Torah scrolls given to Yad Labanim.
(photo credit: RACHEL LANIADO)
A secret report compiled by expert researchers employed by the Russian government has revealed for the first time the existence of more than 100 Torah scrolls from the time of the Holocaust from central and eastern Europe which were taken by the Nazis.
The Torah scrolls were stolen by the Russians at the end of WWII when they invaded Germany.
A special unit of the Russian army took control of a train that was en route to store the Torah scrolls which had been plundered from Germany, Austria, Hungary, Poland and Romania. The Russian soldiers took the Torah scrolls and brought them to the city of Nizhny Novgorod, then known as Gorky, in order to store them in the national library in Nizhny, some 45 kilometers east of Moscow.
Sibyl Silver first heard of the existence of the Torah scrolls at a dinner with members of the Jewish community in Prague in 2012 where she was visiting her granddaughter who was then studying in the city.
When she went back home to Florida, she again heard the story of the Torah scrolls from members of the Jewish community and decided to investigate the subject. She traveled to Budapest, where she met with the Chief Rabbi Frolich, who had personally seen the Torah scrolls in the days when Hungary was still a Communist country.
Sibyl began trying to get permission from Russian authorities and the experts they had hired to see the Torah scrolls.
In 2015, she finally saw the Torah scrolls at the national library in Nizhny.
Immediately after seeing and confirming that the scrolls existed, she wrote to Russian President Vladimir Putin and asked to bring them back to the Jewish community.

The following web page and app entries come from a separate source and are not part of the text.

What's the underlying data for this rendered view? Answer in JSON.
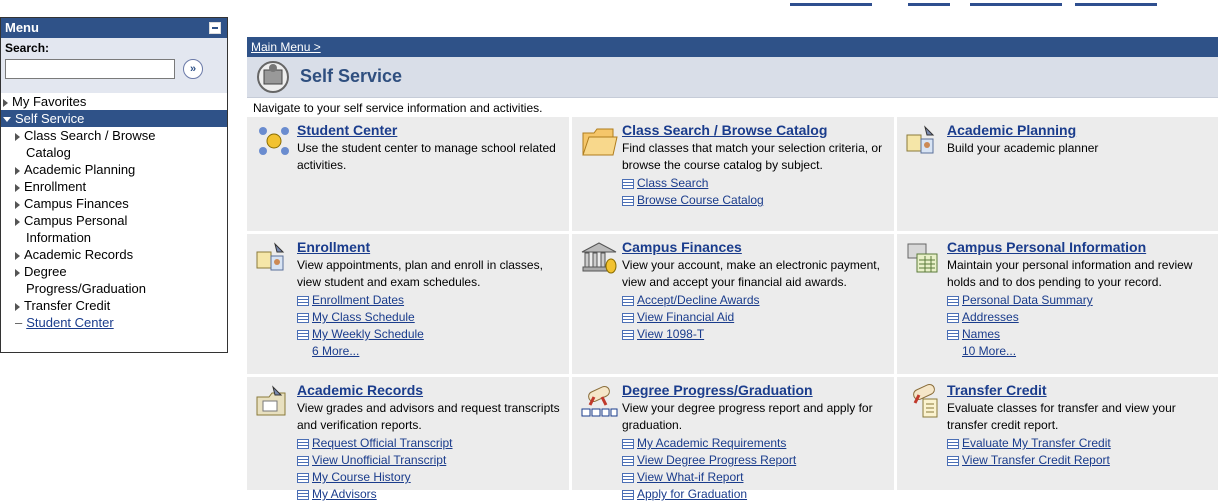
{
  "menu": {
    "title": "Menu",
    "search_label": "Search:",
    "search_value": "",
    "search_go_symbol": "»",
    "items": [
      {
        "label": "My Favorites"
      },
      {
        "label": "Self Service"
      }
    ],
    "sub_items": [
      {
        "line1": "Class Search / Browse",
        "line2": "Catalog"
      },
      {
        "line1": "Academic Planning",
        "line2": ""
      },
      {
        "line1": "Enrollment",
        "line2": ""
      },
      {
        "line1": "Campus Finances",
        "line2": ""
      },
      {
        "line1": "Campus Personal",
        "line2": "Information"
      },
      {
        "line1": "Academic Records",
        "line2": ""
      },
      {
        "line1": "Degree",
        "line2": "Progress/Graduation"
      },
      {
        "line1": "Transfer Credit",
        "line2": ""
      }
    ],
    "current_link": "Student Center"
  },
  "breadcrumb": "Main Menu >",
  "page_title": "Self Service",
  "subtitle": "Navigate to your self service information and activities.",
  "cards": [
    {
      "title": "Student Center",
      "desc": "Use the student center to manage school related activities.",
      "links": [],
      "more": ""
    },
    {
      "title": "Class Search / Browse Catalog",
      "desc": "Find classes that match your selection criteria, or browse the course catalog by subject.",
      "links": [
        "Class Search",
        "Browse Course Catalog"
      ],
      "more": ""
    },
    {
      "title": "Academic Planning",
      "desc": "Build your academic planner",
      "links": [],
      "more": ""
    },
    {
      "title": "Enrollment",
      "desc": "View appointments, plan and enroll in classes, view student and exam schedules.",
      "links": [
        "Enrollment Dates",
        "My Class Schedule",
        "My Weekly Schedule"
      ],
      "more": "6 More..."
    },
    {
      "title": "Campus Finances",
      "desc": "View your account, make an electronic payment, view and accept your financial aid awards.",
      "links": [
        "Accept/Decline Awards",
        "View Financial Aid",
        "View 1098-T"
      ],
      "more": ""
    },
    {
      "title": "Campus Personal Information",
      "desc": "Maintain your personal information and review holds and to dos pending to your record.",
      "links": [
        "Personal Data Summary",
        "Addresses",
        "Names"
      ],
      "more": "10 More..."
    },
    {
      "title": "Academic Records",
      "desc": "View grades and advisors and request transcripts and verification reports.",
      "links": [
        "Request Official Transcript",
        "View Unofficial Transcript",
        "My Course History",
        "My Advisors"
      ],
      "more": ""
    },
    {
      "title": "Degree Progress/Graduation",
      "desc": "View your degree progress report and apply for graduation.",
      "links": [
        "My Academic Requirements",
        "View Degree Progress Report",
        "View What-if Report",
        "Apply for Graduation"
      ],
      "more": ""
    },
    {
      "title": "Transfer Credit",
      "desc": "Evaluate classes for transfer and view your transfer credit report.",
      "links": [
        "Evaluate My Transfer Credit",
        "View Transfer Credit Report"
      ],
      "more": ""
    }
  ],
  "colors": {
    "accent": "#2f5288",
    "link": "#1a3c8c",
    "card_bg": "#ececec"
  }
}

Initially, he did not respond to her letter.
After nearly a year-and-a-half she succeeded in gaining proof of the Torah scrolls existence and a copy of the report compiled by the experts working on behalf of the Russian government who were investigating them.
Sibyl, the president of the Jewish Heritage Foundation, decided to donate 28 of the Torah scrolls to Yad Labanim, an organization that supports bereaved families in Israel. The scrolls from central and eastern Europe had been remarkably preserved over some 200 years and were able to go back into use for Jewish communities.
Eli Ben-Shem, the chairman of Yad Labanim, said, "It is heart-warming to see the warm relations between Jewish communities around the world and the Jewish people in Israel. To see that there are Jews around the world who act to preserve the memory of the fallen and the legacy of the Jewish people and chose Yad Labanim as the organization that would receive the Torah scrolls that were preserved from the period of the Holocaust. They are helping to commemorate the fallen of Israel's battles and thus close a circle."
He thanked Silver, who said: "It is a great honor to grant the scrolls which survived the Holocaust in order to help commemorate the bravery of the courageous soldiers who gave their lives for the country and for future generations."